My favorite song on the album has to be UNHOLY AGONY II. When they played it live, I could feel the beginning out, and heard the snare crack into a vicious down-tempo, I was in the middle of the floor spinning my hair around like Andrew WK. It's great on record, but still doesn't do justice to how I saw it live when they played Minneapolis two weeks ago. The breakdown tempo change in UNHOLY AGONY II is, to me, immediately noted as a clever tip of the hat from Ace to Raleigh's Jeff Young for his brutal and clever down-stroke riffing in Last Words. To me, that's probably the coolest thing you can do in respect to your previous bands, is add simple notes and clever homage to what you've done before. Instead of naming an ex-members list for themselves, the actions of Red Death speak much louder than words. You can feel and undeniably understand where they came from and what bands they were probably in or liked without creating a "for fans of" section at all. This LP does so perfectly!

The song Strategic Mass Delirium starts an intro of subtle limitations that immediately changes gears, and hits the nitro boost in what feels like a Celtic Frost style tempo change. Straight forward hardcore slamming riffing and writing on the bass on the song ALLEVIATE by Coke Bust's Nick Candela bring you an evolution of what sounds like a structure that couldn't fit on their Degredation EP, but twisted to fit the style of Red Death's more rock n' roll feel. The untamed guitars and feedback between and during tracks have clear nods to classic Raleigh hardcore titans such as Double Negative and CoC, but there are probably enough blogs and reviews saying the same thing already.

Chad's vocals are menacing and professional in a very tasteful way. Ranging dynamics from proto-thrashers and the diaphragm charges you may have heard on Infest's "No Man's Slave" LP (see the fast kick-drum tag in Unholy Agony II). Menacing and highly energetic, riotous snarl.

Connor slams one out of the ballpark with both the drum sound on the record and his keen ability to write great parts.
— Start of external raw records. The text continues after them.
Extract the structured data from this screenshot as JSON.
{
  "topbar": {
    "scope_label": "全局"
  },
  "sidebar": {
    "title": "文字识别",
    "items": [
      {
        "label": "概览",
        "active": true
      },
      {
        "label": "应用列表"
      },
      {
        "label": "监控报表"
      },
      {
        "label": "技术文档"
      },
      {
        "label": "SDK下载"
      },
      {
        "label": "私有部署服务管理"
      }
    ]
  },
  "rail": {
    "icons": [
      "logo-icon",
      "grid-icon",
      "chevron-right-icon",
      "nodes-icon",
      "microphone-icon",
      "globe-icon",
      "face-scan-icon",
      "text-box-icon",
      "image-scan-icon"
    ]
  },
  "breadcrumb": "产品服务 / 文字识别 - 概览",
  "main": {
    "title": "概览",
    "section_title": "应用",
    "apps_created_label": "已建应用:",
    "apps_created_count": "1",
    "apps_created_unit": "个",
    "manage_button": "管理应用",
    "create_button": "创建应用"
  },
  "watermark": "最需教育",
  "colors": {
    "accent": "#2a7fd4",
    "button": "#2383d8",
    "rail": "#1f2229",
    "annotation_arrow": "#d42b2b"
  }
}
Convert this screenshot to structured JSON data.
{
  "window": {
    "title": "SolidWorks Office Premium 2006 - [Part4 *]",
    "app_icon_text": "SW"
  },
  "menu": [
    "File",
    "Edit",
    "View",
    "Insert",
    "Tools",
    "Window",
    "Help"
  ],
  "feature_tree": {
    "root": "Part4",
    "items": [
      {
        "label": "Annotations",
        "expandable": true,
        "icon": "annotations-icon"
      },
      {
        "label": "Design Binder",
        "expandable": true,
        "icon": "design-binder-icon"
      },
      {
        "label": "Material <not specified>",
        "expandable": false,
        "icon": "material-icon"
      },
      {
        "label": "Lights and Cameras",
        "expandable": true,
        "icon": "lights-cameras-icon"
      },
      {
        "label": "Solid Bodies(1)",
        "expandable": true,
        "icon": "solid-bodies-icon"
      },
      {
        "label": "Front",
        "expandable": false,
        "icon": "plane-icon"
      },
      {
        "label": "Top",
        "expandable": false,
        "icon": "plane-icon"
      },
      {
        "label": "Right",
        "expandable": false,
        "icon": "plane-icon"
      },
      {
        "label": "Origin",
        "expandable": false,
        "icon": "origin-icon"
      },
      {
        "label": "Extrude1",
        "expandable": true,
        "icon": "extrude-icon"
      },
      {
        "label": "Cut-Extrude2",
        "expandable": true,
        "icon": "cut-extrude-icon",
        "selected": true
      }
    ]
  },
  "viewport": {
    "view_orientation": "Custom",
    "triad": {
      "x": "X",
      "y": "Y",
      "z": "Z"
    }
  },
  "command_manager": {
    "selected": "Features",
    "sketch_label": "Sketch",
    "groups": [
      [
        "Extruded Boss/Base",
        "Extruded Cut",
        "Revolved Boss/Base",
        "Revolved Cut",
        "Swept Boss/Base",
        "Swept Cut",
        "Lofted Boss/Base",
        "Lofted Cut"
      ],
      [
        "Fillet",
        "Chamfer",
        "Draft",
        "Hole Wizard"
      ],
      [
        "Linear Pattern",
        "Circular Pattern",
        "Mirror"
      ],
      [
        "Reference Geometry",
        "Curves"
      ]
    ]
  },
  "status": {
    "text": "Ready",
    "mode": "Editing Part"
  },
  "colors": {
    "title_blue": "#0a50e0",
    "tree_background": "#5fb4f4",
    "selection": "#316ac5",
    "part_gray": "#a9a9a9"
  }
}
The second song RUINOUS WRATH shows a nod to Raleigh's Brian Walsby and Reed Mullin which seem meaningfully intentional and logical for the song to have it's "Raleigh feel", while incorporating an evolution of it all by rewarding us with certain methods gained from Sepultura's Igor Cavalera. I remember seeing Connor play drums in a living room when he was like 16 or something and the only thing I could say to Jeff was, "Holy shit we have a new Brandon Ferrell now." It was like finding a long-lost Skywalker in a world that really needs great hardcore punk.

The brutality and fine production of this record pick up right where the fantastic and absolutely punishing LP by 'Abuse.' left off at the end of their band, and this offers something different and just all around cool. Every note is clear and concise, and it was everything I was hoping for when these guys started packing their bags. This record takes everything we've learned from Raleigh hardcore history and crams in together on wax. They just "get it". I can't recommend this record enough.


Out now on Grave Mistake Records
Download here